The Golden Age of Greece began after the victory of the Persian Wars. The civilization of Ancient Greece shifted into prosperous and peaceful times from around 500 to 400 B.C. E. This period is called the Golden Age because of all the achievements. The Ancient Greeks made many contributions to the traditions of Western civilization with their literature and ideas about science, mathematics, art, and architecture. A great deal of this came about because of what the Greeks believed about their mighty gods. Most saw their gods as the source of all reason and power. The Greeks believed they could honor their gods and glorify the human body by imitating the deities in sculpture made with marble or bronze. Besides that, famous philosophers in this period such as Socrates and Plato also influenced the masses with their teachings of Humanism and the encouragement to question. Humanism meant realizing man’s intelligence and ability to reason. The two side’s ideals resulted in being the best they could be in everything they did. Greeks, especially Athenians also took the effort of beautifying their city-states with the use advanced architecture. The literary works of this era include the historical writings of Herodotus, who described the Greco-Persian Wars, and Thucydides who wrote the History of the Peloponnesian War, dramas of Aeschylus, Sophocles, Euripides and Aristotle.
Greenblatt, Miriam, and Peter S. Lemmo. Human Heritage – A World History. New York: McGraw-Hill Glencoe, 2001. Print.

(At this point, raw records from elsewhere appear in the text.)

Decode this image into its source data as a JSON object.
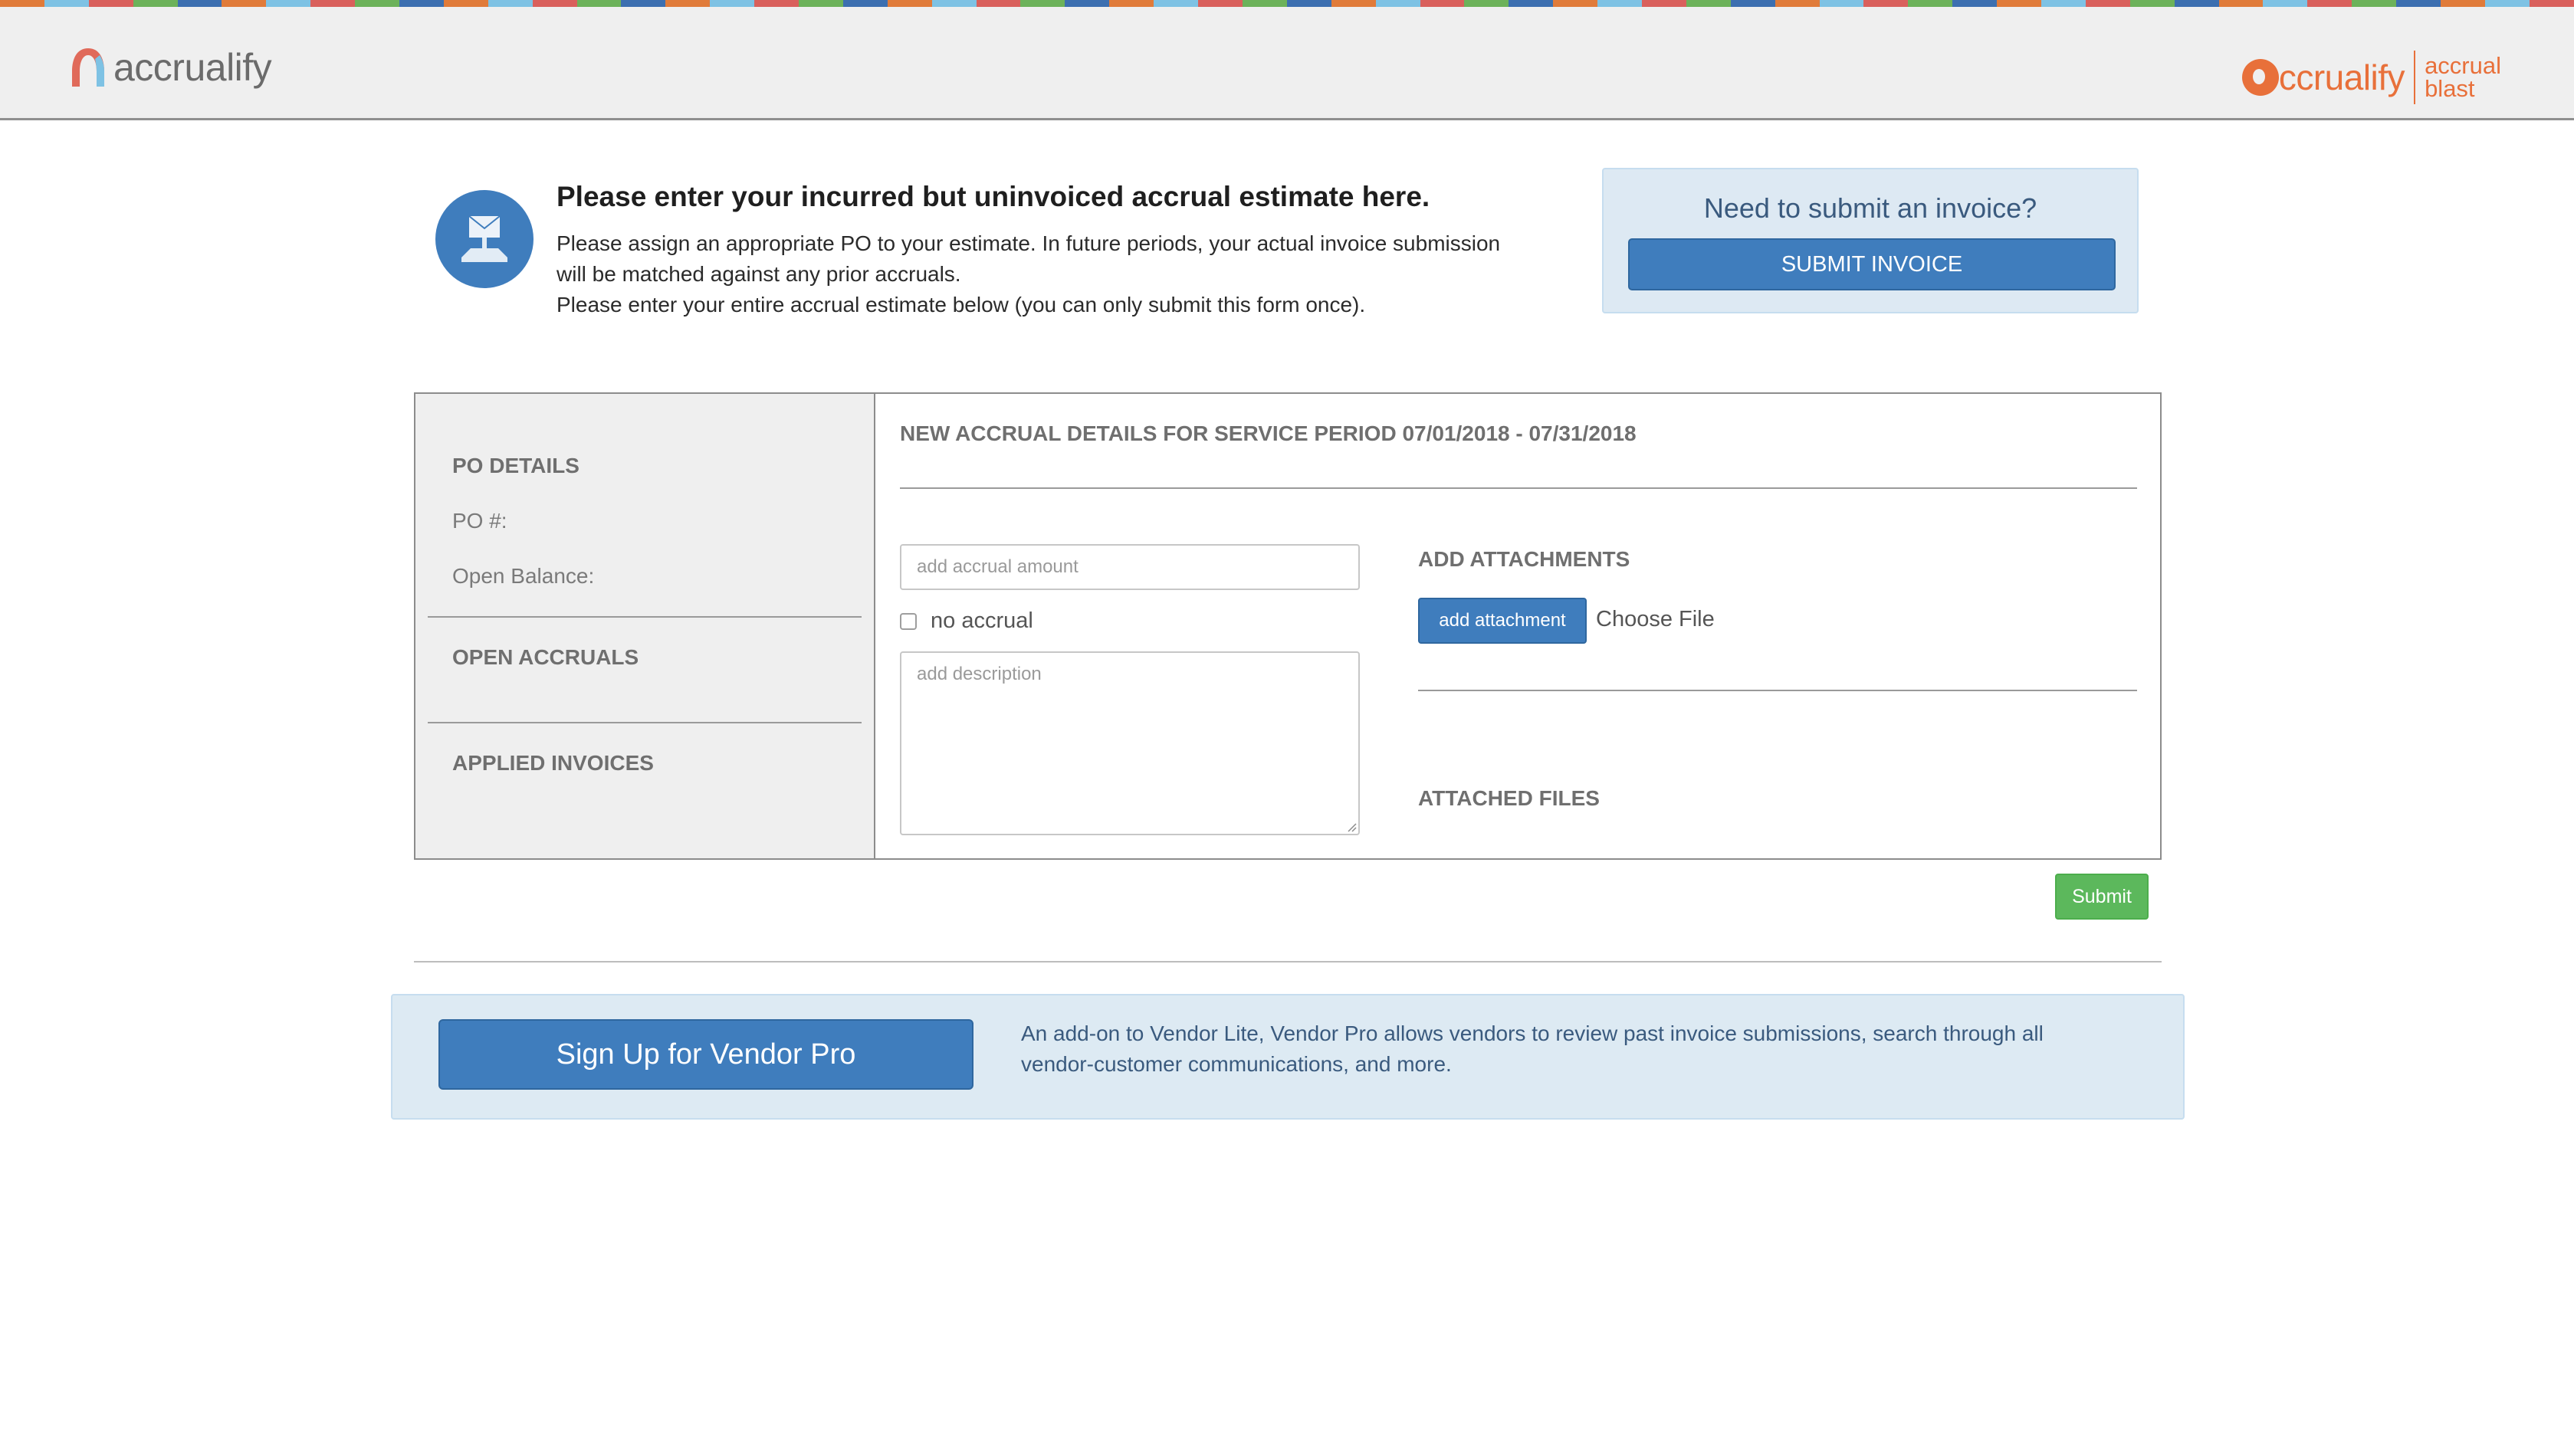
{
  "top_stripe": {
    "colors": [
      "#e07b3a",
      "#7ec2e4",
      "#d9605c",
      "#6cb25a",
      "#3c6fb0"
    ]
  },
  "header": {
    "brand_left": "accrualify",
    "brand_right": {
      "word": "ccrualify",
      "product_line_1": "accrual",
      "product_line_2": "blast"
    }
  },
  "intro": {
    "icon": "envelope-upload-icon",
    "title": "Please enter your incurred but uninvoiced accrual estimate here.",
    "line_1": "Please assign an appropriate PO to your estimate. In future periods, your actual invoice submission",
    "line_2": "will be matched against any prior accruals.",
    "line_3": "Please enter your entire accrual estimate below (you can only submit this form once)."
  },
  "invoice_box": {
    "question": "Need to submit an invoice?",
    "button_label": "SUBMIT INVOICE"
  },
  "left_panel": {
    "po_details_heading": "PO DETAILS",
    "po_number_label": "PO #:",
    "open_balance_label": "Open Balance:",
    "open_accruals_heading": "OPEN ACCRUALS",
    "applied_invoices_heading": "APPLIED INVOICES"
  },
  "form": {
    "period_heading": "NEW ACCRUAL DETAILS FOR SERVICE PERIOD 07/01/2018 - 07/31/2018",
    "accrual_amount_placeholder": "add accrual amount",
    "accrual_amount_value": "",
    "no_accrual_label": "no accrual",
    "no_accrual_checked": false,
    "description_placeholder": "add description",
    "description_value": "",
    "attachments_heading": "ADD ATTACHMENTS",
    "add_attachment_label": "add attachment",
    "choose_file_label": "Choose File",
    "attached_files_heading": "ATTACHED FILES",
    "submit_label": "Submit"
  },
  "promo": {
    "button_label": "Sign Up for Vendor Pro",
    "line_1": "An add-on to Vendor Lite, Vendor Pro allows vendors to review past invoice submissions, search through all",
    "line_2": "vendor-customer communications, and more."
  },
  "colors": {
    "primary_blue": "#3f7dbd",
    "submit_green": "#5cb85c",
    "brand_orange": "#e8703a",
    "panel_gray": "#efefef",
    "info_blue_bg": "#ddeaf3"
  }
}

“Age of Pericles.” Mlahanas.de/Greeks/History/AgeOfPericles. Version 1.2, November 2002. Free Software Foundation, Inc., 2000-2002. Web. 27 September 2009.